⟨
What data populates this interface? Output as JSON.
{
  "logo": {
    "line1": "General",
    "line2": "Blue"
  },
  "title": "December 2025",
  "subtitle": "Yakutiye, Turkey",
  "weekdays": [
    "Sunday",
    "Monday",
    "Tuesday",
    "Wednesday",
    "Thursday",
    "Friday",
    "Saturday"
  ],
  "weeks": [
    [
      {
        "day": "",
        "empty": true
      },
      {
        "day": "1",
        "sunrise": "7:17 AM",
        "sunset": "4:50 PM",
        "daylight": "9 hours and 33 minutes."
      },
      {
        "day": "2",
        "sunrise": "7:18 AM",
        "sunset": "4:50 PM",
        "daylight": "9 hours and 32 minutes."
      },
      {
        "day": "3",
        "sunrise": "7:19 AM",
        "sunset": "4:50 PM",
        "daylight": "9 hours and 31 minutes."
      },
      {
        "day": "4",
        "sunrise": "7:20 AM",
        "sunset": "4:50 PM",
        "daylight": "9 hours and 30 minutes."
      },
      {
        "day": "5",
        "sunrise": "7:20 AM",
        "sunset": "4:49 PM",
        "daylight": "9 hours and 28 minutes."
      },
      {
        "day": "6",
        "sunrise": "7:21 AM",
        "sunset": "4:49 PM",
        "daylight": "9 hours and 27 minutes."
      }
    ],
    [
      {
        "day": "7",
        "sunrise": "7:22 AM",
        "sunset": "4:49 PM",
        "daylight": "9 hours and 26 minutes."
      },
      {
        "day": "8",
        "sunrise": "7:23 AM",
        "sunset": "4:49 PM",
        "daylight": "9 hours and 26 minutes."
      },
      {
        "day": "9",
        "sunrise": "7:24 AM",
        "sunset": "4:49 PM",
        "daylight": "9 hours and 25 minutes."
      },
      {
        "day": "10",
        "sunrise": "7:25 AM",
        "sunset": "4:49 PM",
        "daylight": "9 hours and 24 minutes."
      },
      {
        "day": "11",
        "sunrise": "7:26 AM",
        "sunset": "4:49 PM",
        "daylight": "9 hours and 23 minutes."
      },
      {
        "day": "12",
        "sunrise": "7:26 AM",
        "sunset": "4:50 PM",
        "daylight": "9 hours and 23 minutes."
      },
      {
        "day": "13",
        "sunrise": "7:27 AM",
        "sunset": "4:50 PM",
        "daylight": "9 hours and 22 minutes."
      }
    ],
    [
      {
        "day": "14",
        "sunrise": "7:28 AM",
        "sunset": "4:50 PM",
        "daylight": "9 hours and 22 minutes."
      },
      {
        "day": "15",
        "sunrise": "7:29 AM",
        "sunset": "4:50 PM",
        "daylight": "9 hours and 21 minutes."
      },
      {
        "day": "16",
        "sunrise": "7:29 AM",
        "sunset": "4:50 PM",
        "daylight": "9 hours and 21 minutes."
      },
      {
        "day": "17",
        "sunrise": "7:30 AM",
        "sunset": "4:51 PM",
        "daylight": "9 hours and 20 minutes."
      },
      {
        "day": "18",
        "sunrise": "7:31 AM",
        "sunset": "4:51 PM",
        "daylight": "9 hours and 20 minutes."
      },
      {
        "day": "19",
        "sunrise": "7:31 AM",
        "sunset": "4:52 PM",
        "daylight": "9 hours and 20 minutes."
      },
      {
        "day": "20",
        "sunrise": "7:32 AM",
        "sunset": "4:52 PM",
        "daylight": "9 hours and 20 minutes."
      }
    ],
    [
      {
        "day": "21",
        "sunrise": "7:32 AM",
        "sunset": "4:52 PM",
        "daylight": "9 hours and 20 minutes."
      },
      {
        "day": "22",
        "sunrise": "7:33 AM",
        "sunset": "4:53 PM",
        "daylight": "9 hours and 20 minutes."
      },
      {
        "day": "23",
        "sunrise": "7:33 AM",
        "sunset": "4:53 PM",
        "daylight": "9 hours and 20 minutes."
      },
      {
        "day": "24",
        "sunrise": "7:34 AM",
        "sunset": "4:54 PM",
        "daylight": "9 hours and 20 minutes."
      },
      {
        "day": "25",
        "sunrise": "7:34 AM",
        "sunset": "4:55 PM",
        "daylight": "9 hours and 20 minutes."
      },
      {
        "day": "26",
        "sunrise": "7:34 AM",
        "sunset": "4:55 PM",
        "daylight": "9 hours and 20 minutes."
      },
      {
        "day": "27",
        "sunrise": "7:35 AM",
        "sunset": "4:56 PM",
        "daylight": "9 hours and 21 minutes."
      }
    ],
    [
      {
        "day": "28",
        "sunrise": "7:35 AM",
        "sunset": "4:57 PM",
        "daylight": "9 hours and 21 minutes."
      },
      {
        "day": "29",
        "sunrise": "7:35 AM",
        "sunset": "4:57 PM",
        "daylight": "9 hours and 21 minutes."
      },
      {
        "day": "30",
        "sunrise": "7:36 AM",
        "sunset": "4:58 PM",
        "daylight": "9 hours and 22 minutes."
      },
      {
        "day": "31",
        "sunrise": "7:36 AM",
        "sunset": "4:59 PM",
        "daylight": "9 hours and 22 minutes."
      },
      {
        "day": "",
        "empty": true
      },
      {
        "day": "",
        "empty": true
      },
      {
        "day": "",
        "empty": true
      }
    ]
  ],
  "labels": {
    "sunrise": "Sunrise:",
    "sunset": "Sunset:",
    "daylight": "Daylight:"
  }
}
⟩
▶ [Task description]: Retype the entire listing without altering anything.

▶ [Response to the exercise]:
What data populates this interface? Output as JSON.
{
  "logo": {
    "line1": "General",
    "line2": "Blue"
  },
  "title": "December 2025",
  "subtitle": "Yakutiye, Turkey",
  "weekdays": [
    "Sunday",
    "Monday",
    "Tuesday",
    "Wednesday",
    "Thursday",
    "Friday",
    "Saturday"
  ],
  "weeks": [
    [
      {
        "day": "",
        "empty": true
      },
      {
        "day": "1",
        "sunrise": "7:17 AM",
        "sunset": "4:50 PM",
        "daylight": "9 hours and 33 minutes."
      },
      {
        "day": "2",
        "sunrise": "7:18 AM",
        "sunset": "4:50 PM",
        "daylight": "9 hours and 32 minutes."
      },
      {
        "day": "3",
        "sunrise": "7:19 AM",
        "sunset": "4:50 PM",
        "daylight": "9 hours and 31 minutes."
      },
      {
        "day": "4",
        "sunrise": "7:20 AM",
        "sunset": "4:50 PM",
        "daylight": "9 hours and 30 minutes."
      },
      {
        "day": "5",
        "sunrise": "7:20 AM",
        "sunset": "4:49 PM",
        "daylight": "9 hours and 28 minutes."
      },
      {
        "day": "6",
        "sunrise": "7:21 AM",
        "sunset": "4:49 PM",
        "daylight": "9 hours and 27 minutes."
      }
    ],
    [
      {
        "day": "7",
        "sunrise": "7:22 AM",
        "sunset": "4:49 PM",
        "daylight": "9 hours and 26 minutes."
      },
      {
        "day": "8",
        "sunrise": "7:23 AM",
        "sunset": "4:49 PM",
        "daylight": "9 hours and 26 minutes."
      },
      {
        "day": "9",
        "sunrise": "7:24 AM",
        "sunset": "4:49 PM",
        "daylight": "9 hours and 25 minutes."
      },
      {
        "day": "10",
        "sunrise": "7:25 AM",
        "sunset": "4:49 PM",
        "daylight": "9 hours and 24 minutes."
      },
      {
        "day": "11",
        "sunrise": "7:26 AM",
        "sunset": "4:49 PM",
        "daylight": "9 hours and 23 minutes."
      },
      {
        "day": "12",
        "sunrise": "7:26 AM",
        "sunset": "4:50 PM",
        "daylight": "9 hours and 23 minutes."
      },
      {
        "day": "13",
        "sunrise": "7:27 AM",
        "sunset": "4:50 PM",
        "daylight": "9 hours and 22 minutes."
      }
    ],
    [
      {
        "day": "14",
        "sunrise": "7:28 AM",
        "sunset": "4:50 PM",
        "daylight": "9 hours and 22 minutes."
      },
      {
        "day": "15",
        "sunrise": "7:29 AM",
        "sunset": "4:50 PM",
        "daylight": "9 hours and 21 minutes."
      },
      {
        "day": "16",
        "sunrise": "7:29 AM",
        "sunset": "4:50 PM",
        "daylight": "9 hours and 21 minutes."
      },
      {
        "day": "17",
        "sunrise": "7:30 AM",
        "sunset": "4:51 PM",
        "daylight": "9 hours and 20 minutes."
      },
      {
        "day": "18",
        "sunrise": "7:31 AM",
        "sunset": "4:51 PM",
        "daylight": "9 hours and 20 minutes."
      },
      {
        "day": "19",
        "sunrise": "7:31 AM",
        "sunset": "4:52 PM",
        "daylight": "9 hours and 20 minutes."
      },
      {
        "day": "20",
        "sunrise": "7:32 AM",
        "sunset": "4:52 PM",
        "daylight": "9 hours and 20 minutes."
      }
    ],
    [
      {
        "day": "21",
        "sunrise": "7:32 AM",
        "sunset": "4:52 PM",
        "daylight": "9 hours and 20 minutes."
      },
      {
        "day": "22",
        "sunrise": "7:33 AM",
        "sunset": "4:53 PM",
        "daylight": "9 hours and 20 minutes."
      },
      {
        "day": "23",
        "sunrise": "7:33 AM",
        "sunset": "4:53 PM",
        "daylight": "9 hours and 20 minutes."
      },
      {
        "day": "24",
        "sunrise": "7:34 AM",
        "sunset": "4:54 PM",
        "daylight": "9 hours and 20 minutes."
      },
      {
        "day": "25",
        "sunrise": "7:34 AM",
        "sunset": "4:55 PM",
        "daylight": "9 hours and 20 minutes."
      },
      {
        "day": "26",
        "sunrise": "7:34 AM",
        "sunset": "4:55 PM",
        "daylight": "9 hours and 20 minutes."
      },
      {
        "day": "27",
        "sunrise": "7:35 AM",
        "sunset": "4:56 PM",
        "daylight": "9 hours and 21 minutes."
      }
    ],
    [
      {
        "day": "28",
        "sunrise": "7:35 AM",
        "sunset": "4:57 PM",
        "daylight": "9 hours and 21 minutes."
      },
      {
        "day": "29",
        "sunrise": "7:35 AM",
        "sunset": "4:57 PM",
        "daylight": "9 hours and 21 minutes."
      },
      {
        "day": "30",
        "sunrise": "7:36 AM",
        "sunset": "4:58 PM",
        "daylight": "9 hours and 22 minutes."
      },
      {
        "day": "31",
        "sunrise": "7:36 AM",
        "sunset": "4:59 PM",
        "daylight": "9 hours and 22 minutes."
      },
      {
        "day": "",
        "empty": true
      },
      {
        "day": "",
        "empty": true
      },
      {
        "day": "",
        "empty": true
      }
    ]
  ],
  "labels": {
    "sunrise": "Sunrise:",
    "sunset": "Sunset:",
    "daylight": "Daylight:"
  }
}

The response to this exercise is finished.